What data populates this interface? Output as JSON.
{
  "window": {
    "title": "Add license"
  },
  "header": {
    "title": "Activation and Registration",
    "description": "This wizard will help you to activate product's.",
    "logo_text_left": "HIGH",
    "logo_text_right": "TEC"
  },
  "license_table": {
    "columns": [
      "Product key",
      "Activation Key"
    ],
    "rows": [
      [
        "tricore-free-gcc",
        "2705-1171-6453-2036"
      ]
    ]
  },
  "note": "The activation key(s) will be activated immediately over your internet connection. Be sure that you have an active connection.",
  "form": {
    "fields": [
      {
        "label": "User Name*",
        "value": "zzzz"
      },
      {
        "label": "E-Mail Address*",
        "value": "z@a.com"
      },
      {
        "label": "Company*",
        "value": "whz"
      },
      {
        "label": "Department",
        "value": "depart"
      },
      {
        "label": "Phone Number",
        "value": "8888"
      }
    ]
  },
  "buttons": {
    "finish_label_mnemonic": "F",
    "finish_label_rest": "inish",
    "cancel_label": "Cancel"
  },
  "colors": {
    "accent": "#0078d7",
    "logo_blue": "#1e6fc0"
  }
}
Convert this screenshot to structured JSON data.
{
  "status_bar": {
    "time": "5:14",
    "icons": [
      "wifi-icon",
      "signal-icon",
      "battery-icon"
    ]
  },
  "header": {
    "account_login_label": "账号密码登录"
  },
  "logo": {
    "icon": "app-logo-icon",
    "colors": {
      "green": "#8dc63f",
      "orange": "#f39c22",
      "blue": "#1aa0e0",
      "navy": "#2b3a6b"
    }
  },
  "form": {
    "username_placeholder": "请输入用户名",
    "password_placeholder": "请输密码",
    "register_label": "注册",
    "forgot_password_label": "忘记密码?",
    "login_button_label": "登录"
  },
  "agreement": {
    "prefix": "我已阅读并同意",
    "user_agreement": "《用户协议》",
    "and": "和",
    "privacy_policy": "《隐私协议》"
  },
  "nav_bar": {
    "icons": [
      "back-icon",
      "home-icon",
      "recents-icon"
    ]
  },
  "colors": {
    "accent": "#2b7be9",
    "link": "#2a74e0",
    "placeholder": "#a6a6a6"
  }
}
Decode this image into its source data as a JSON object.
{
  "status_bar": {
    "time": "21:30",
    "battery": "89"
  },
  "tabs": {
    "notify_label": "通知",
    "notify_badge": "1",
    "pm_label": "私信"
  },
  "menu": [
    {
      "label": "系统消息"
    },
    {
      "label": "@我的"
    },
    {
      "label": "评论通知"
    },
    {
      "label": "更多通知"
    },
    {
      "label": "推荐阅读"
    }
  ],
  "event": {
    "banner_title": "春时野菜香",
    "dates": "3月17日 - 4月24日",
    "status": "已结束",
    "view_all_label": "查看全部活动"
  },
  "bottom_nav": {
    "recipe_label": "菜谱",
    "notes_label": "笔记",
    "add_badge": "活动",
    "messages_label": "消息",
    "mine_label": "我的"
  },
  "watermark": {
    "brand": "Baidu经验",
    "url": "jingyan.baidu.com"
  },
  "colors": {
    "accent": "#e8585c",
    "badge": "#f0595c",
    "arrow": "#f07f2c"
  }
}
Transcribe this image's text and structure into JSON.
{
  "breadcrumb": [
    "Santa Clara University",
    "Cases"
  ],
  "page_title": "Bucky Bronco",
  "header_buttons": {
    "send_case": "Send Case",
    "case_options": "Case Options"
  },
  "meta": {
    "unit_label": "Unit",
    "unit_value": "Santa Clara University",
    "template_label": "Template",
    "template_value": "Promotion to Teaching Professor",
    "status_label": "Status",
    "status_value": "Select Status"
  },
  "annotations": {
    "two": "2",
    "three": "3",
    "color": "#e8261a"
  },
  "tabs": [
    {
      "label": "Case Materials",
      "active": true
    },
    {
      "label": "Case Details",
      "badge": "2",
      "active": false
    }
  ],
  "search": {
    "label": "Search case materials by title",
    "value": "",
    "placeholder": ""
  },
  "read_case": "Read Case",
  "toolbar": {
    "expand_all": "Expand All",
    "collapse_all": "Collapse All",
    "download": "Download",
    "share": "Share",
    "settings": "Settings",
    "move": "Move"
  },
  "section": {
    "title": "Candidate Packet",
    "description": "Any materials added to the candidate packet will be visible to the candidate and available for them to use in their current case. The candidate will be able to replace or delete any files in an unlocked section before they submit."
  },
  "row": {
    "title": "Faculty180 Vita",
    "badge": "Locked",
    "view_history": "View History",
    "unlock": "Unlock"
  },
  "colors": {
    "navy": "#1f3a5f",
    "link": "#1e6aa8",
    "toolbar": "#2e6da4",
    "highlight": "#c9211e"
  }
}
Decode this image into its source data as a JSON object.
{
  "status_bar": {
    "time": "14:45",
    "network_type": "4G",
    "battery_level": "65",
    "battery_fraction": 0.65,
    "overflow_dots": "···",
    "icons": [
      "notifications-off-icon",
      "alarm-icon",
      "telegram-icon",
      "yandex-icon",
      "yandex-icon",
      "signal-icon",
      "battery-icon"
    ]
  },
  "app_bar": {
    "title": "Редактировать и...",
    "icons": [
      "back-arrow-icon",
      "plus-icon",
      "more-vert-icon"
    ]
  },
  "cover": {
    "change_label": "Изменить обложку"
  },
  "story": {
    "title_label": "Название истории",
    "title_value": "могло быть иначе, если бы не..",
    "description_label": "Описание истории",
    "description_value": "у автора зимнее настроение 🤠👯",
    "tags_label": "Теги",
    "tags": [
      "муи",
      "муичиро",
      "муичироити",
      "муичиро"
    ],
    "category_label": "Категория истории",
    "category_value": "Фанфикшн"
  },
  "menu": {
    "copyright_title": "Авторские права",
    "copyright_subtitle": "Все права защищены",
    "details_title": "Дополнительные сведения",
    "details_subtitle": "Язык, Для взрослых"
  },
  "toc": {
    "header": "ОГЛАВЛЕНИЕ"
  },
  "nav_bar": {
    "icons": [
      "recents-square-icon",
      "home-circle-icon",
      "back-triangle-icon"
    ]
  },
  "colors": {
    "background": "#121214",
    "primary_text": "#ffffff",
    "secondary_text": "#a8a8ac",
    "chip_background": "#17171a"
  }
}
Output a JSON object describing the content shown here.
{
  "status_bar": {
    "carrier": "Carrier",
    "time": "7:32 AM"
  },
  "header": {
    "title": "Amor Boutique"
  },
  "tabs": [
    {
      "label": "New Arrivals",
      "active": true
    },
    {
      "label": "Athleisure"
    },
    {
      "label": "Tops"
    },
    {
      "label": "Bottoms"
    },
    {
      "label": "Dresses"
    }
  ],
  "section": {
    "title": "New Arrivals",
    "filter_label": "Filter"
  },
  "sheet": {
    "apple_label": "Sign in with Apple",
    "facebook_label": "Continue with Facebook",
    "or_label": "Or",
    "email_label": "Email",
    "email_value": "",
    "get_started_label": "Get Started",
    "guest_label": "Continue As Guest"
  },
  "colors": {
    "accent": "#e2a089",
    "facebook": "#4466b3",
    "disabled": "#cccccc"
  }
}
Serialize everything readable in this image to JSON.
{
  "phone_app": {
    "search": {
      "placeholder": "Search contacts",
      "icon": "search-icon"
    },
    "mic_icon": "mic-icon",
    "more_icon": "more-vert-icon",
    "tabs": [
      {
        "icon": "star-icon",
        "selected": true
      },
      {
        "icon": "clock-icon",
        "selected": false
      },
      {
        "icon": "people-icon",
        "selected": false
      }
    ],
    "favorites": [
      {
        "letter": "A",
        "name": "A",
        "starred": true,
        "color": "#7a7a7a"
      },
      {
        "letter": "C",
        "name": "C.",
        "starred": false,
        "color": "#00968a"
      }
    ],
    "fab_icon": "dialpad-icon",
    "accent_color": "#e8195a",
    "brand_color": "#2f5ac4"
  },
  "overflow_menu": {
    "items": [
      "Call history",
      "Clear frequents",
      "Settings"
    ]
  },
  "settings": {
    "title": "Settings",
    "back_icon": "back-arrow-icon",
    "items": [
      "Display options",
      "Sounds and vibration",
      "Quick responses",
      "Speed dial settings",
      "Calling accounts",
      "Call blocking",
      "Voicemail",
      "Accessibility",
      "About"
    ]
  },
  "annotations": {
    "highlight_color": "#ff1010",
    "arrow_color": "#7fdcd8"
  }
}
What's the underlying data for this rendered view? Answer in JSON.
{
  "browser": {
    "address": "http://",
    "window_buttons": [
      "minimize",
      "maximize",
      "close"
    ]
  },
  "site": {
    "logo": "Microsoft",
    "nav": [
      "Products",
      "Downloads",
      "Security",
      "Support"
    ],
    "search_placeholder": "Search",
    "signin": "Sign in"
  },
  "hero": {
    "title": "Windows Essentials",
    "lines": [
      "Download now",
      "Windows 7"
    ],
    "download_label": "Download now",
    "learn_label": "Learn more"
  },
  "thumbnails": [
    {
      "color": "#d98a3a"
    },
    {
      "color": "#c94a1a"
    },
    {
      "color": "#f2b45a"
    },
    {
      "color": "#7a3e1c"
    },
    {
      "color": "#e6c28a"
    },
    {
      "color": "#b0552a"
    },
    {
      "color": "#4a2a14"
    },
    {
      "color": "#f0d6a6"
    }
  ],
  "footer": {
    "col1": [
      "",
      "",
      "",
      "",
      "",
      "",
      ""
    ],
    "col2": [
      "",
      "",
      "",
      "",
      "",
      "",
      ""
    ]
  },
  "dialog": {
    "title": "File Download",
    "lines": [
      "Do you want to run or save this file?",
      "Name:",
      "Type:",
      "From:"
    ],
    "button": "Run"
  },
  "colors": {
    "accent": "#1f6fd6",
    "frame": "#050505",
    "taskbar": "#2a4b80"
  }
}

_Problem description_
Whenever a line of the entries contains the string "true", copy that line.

_Response box_
      "active": true
      "active": true
        "selected": true
        "starred": true,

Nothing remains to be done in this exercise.